= TASK DIRECTIONS =
From first line to last, write out the data precisely as shown.
[INPUT MATERIAL Boundary: Start]
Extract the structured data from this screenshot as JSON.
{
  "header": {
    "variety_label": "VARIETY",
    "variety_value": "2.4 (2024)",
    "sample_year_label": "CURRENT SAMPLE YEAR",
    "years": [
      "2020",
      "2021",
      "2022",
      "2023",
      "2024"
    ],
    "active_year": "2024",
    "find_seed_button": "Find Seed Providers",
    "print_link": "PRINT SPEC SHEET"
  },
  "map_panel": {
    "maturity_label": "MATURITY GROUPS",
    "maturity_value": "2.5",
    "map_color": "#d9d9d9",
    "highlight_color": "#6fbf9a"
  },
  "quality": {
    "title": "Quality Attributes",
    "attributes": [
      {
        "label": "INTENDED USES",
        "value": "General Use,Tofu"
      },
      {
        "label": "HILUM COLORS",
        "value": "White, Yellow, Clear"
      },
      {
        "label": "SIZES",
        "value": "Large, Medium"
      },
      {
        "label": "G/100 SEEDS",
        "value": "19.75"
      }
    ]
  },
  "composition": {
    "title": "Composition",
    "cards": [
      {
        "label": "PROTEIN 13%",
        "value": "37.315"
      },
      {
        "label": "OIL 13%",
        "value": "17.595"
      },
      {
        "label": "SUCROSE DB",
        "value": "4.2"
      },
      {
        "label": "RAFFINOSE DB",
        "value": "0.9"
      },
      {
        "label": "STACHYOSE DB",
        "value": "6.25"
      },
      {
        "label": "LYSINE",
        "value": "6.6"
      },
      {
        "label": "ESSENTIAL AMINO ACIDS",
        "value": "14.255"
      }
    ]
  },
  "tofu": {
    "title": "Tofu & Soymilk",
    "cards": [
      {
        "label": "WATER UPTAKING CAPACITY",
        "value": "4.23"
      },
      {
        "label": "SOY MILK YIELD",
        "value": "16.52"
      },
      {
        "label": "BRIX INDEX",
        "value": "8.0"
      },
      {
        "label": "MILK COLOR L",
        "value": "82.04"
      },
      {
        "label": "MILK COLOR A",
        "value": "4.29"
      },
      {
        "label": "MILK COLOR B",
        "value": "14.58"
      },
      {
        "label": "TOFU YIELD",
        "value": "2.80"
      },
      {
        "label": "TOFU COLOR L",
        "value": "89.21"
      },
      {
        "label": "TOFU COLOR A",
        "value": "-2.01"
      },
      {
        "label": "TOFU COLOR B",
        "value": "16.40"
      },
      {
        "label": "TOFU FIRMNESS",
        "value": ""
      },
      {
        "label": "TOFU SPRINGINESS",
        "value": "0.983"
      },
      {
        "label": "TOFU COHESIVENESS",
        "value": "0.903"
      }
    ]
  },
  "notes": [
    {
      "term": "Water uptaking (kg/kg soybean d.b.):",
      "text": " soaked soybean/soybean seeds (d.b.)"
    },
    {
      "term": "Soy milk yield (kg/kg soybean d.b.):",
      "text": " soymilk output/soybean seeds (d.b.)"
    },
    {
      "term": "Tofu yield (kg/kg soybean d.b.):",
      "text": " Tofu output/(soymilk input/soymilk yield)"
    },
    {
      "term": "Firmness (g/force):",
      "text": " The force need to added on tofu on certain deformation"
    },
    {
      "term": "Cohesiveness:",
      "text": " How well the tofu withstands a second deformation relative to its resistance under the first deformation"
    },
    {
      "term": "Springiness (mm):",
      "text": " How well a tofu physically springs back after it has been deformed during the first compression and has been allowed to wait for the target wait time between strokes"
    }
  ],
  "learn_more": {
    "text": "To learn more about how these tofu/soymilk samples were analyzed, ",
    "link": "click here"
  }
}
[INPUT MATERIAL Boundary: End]
= ANSWER SPACE =
Extract the structured data from this screenshot as JSON.
{
  "header": {
    "variety_label": "VARIETY",
    "variety_value": "2.4 (2024)",
    "sample_year_label": "CURRENT SAMPLE YEAR",
    "years": [
      "2020",
      "2021",
      "2022",
      "2023",
      "2024"
    ],
    "active_year": "2024",
    "find_seed_button": "Find Seed Providers",
    "print_link": "PRINT SPEC SHEET"
  },
  "map_panel": {
    "maturity_label": "MATURITY GROUPS",
    "maturity_value": "2.5",
    "map_color": "#d9d9d9",
    "highlight_color": "#6fbf9a"
  },
  "quality": {
    "title": "Quality Attributes",
    "attributes": [
      {
        "label": "INTENDED USES",
        "value": "General Use,Tofu"
      },
      {
        "label": "HILUM COLORS",
        "value": "White, Yellow, Clear"
      },
      {
        "label": "SIZES",
        "value": "Large, Medium"
      },
      {
        "label": "G/100 SEEDS",
        "value": "19.75"
      }
    ]
  },
  "composition": {
    "title": "Composition",
    "cards": [
      {
        "label": "PROTEIN 13%",
        "value": "37.315"
      },
      {
        "label": "OIL 13%",
        "value": "17.595"
      },
      {
        "label": "SUCROSE DB",
        "value": "4.2"
      },
      {
        "label": "RAFFINOSE DB",
        "value": "0.9"
      },
      {
        "label": "STACHYOSE DB",
        "value": "6.25"
      },
      {
        "label": "LYSINE",
        "value": "6.6"
      },
      {
        "label": "ESSENTIAL AMINO ACIDS",
        "value": "14.255"
      }
    ]
  },
  "tofu": {
    "title": "Tofu & Soymilk",
    "cards": [
      {
        "label": "WATER UPTAKING CAPACITY",
        "value": "4.23"
      },
      {
        "label": "SOY MILK YIELD",
        "value": "16.52"
      },
      {
        "label": "BRIX INDEX",
        "value": "8.0"
      },
      {
        "label": "MILK COLOR L",
        "value": "82.04"
      },
      {
        "label": "MILK COLOR A",
        "value": "4.29"
      },
      {
        "label": "MILK COLOR B",
        "value": "14.58"
      },
      {
        "label": "TOFU YIELD",
        "value": "2.80"
      },
      {
        "label": "TOFU COLOR L",
        "value": "89.21"
      },
      {
        "label": "TOFU COLOR A",
        "value": "-2.01"
      },
      {
        "label": "TOFU COLOR B",
        "value": "16.40"
      },
      {
        "label": "TOFU FIRMNESS",
        "value": ""
      },
      {
        "label": "TOFU SPRINGINESS",
        "value": "0.983"
      },
      {
        "label": "TOFU COHESIVENESS",
        "value": "0.903"
      }
    ]
  },
  "notes": [
    {
      "term": "Water uptaking (kg/kg soybean d.b.):",
      "text": " soaked soybean/soybean seeds (d.b.)"
    },
    {
      "term": "Soy milk yield (kg/kg soybean d.b.):",
      "text": " soymilk output/soybean seeds (d.b.)"
    },
    {
      "term": "Tofu yield (kg/kg soybean d.b.):",
      "text": " Tofu output/(soymilk input/soymilk yield)"
    },
    {
      "term": "Firmness (g/force):",
      "text": " The force need to added on tofu on certain deformation"
    },
    {
      "term": "Cohesiveness:",
      "text": " How well the tofu withstands a second deformation relative to its resistance under the first deformation"
    },
    {
      "term": "Springiness (mm):",
      "text": " How well a tofu physically springs back after it has been deformed during the first compression and has been allowed to wait for the target wait time between strokes"
    }
  ],
  "learn_more": {
    "text": "To learn more about how these tofu/soymilk samples were analyzed, ",
    "link": "click here"
  }
}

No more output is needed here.